Spotify is facing a huge challenge in making enough money from its subscribers to overcome the costs of its ad-funded free music service, according to report from Enders Analysis. The research firm, taking a closer look at Spotify’s potential path to profitability, highlights that Spotify generates a healthy sum selling monthly subscriptions, pulling in gross profits of USD76m last year. However, it spent almost the same sums offering free music as a marketing tool to get users hooked on the service and then convert them to paying. Enders suggests that Spotify will need to look at a more stringent usage policy for free users if it is to trim losses and become profitable.
“Spotify has a profitable subscription business,” says Enders. “Losses of the ad-supported tier could be trimmed to produce breakeven by a more stringent policy on usage. However, with usage uncapped in the US until July 2013 and the launch in Germany in 2012, Spotify’s losses on the freemium tier could well continue to swamp the profits of the subscription side for the near term.”
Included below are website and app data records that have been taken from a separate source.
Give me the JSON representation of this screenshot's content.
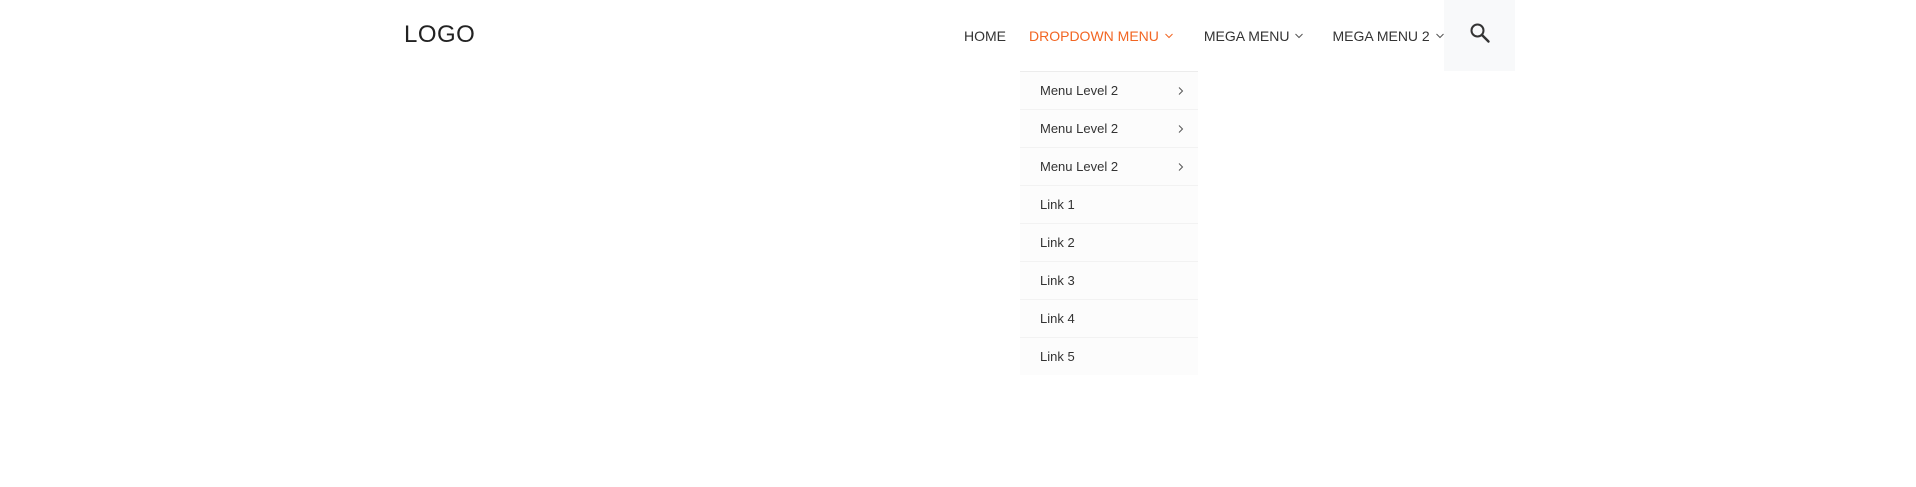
{
  "header": {
    "logo": "LOGO"
  },
  "nav": {
    "items": [
      {
        "label": "HOME",
        "icon": null
      },
      {
        "label": "DROPDOWN MENU",
        "icon": "chevron-down-icon"
      },
      {
        "label": "MEGA MENU",
        "icon": "chevron-down-icon"
      },
      {
        "label": "MEGA MENU 2",
        "icon": "chevron-down-icon"
      }
    ],
    "active_color": "#f26522",
    "search_icon": "search-icon"
  },
  "dropdown": {
    "items": [
      {
        "label": "Menu Level 2",
        "icon": "chevron-right-icon"
      },
      {
        "label": "Menu Level 2",
        "icon": "chevron-right-icon"
      },
      {
        "label": "Menu Level 2",
        "icon": "chevron-right-icon"
      },
      {
        "label": "Link 1"
      },
      {
        "label": "Link 2"
      },
      {
        "label": "Link 3"
      },
      {
        "label": "Link 4"
      },
      {
        "label": "Link 5"
      }
    ]
  }
}
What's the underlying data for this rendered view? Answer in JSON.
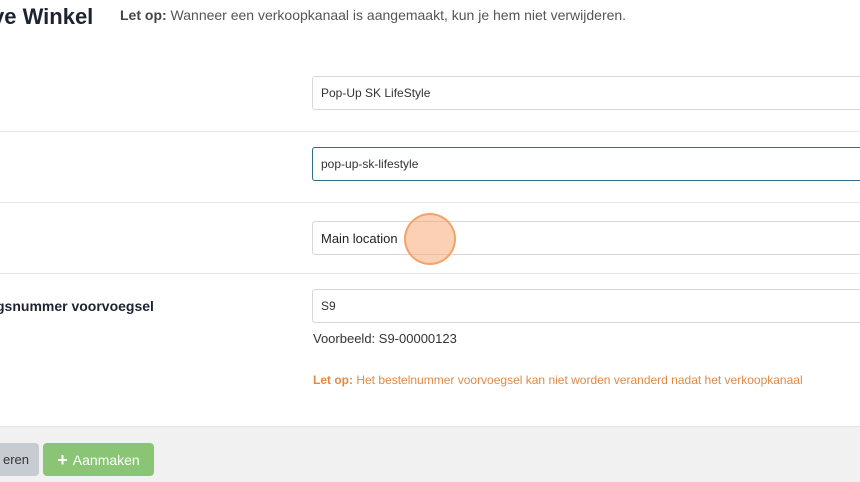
{
  "header": {
    "title": "ve Winkel",
    "notice_prefix": "Let op:",
    "notice_text": "Wanneer een verkoopkanaal is aangemaakt, kun je hem niet verwijderen."
  },
  "form": {
    "name_value": "Pop-Up SK LifeStyle",
    "slug_value": "pop-up-sk-lifestyle",
    "location_value": "Main location",
    "prefix_label": "gsnummer voorvoegsel",
    "prefix_value": "S9",
    "example_text": "Voorbeeld: S9-00000123",
    "warning_prefix": "Let op:",
    "warning_text": "Het bestelnummer voorvoegsel kan niet worden veranderd nadat het verkoopkanaal"
  },
  "footer": {
    "cancel_label": "eren",
    "create_label": "Aanmaken",
    "create_icon": "plus-icon"
  },
  "colors": {
    "accent_green": "#8ac576",
    "focus_border": "#2a6f83",
    "warning": "#e08a47",
    "cursor": "#f9a66c"
  }
}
Spotify is still a company in growth mode, attempting to build up an international base of paying subscribers. As such, its costs remain high, with the firm focused on launching in new markets and attracting new users, rather than trying to turn a profit. And while Enders believes the firm needs to cut users’ free access not only to bring down costs but convince more people to pay, Spotify sees the free option as critical to its business. Spotify is not the first company to offer a streaming music service, but it is succeeding where others have failed by offering a free tier. That option serves to attract consumers who might otherwise head down the piracy and illegal download routes, luring listeners in before convincing them to pay. Cutting down this access might make sense from a profitability stand point, but Spotify is looking at the bigger picture and remains convinced that if it is to survive in the long term it must continue to reel users in with a substantial amount of free music.
Despite this, it remains unclear if Spotify can ever make enough money to turn a profit. Currently, the firm generates 83% of its revenues from the just 8% of registered users it has convinced to pay. And while subscription revenues are growing faster than ad revenues, up 200% and 25% year on year in 2011 respectively, this isn’t enough to offset costs. Spotify, like many music services, does not directly benefit from having more users, with each new person adding further costs, in terms of royalty payments.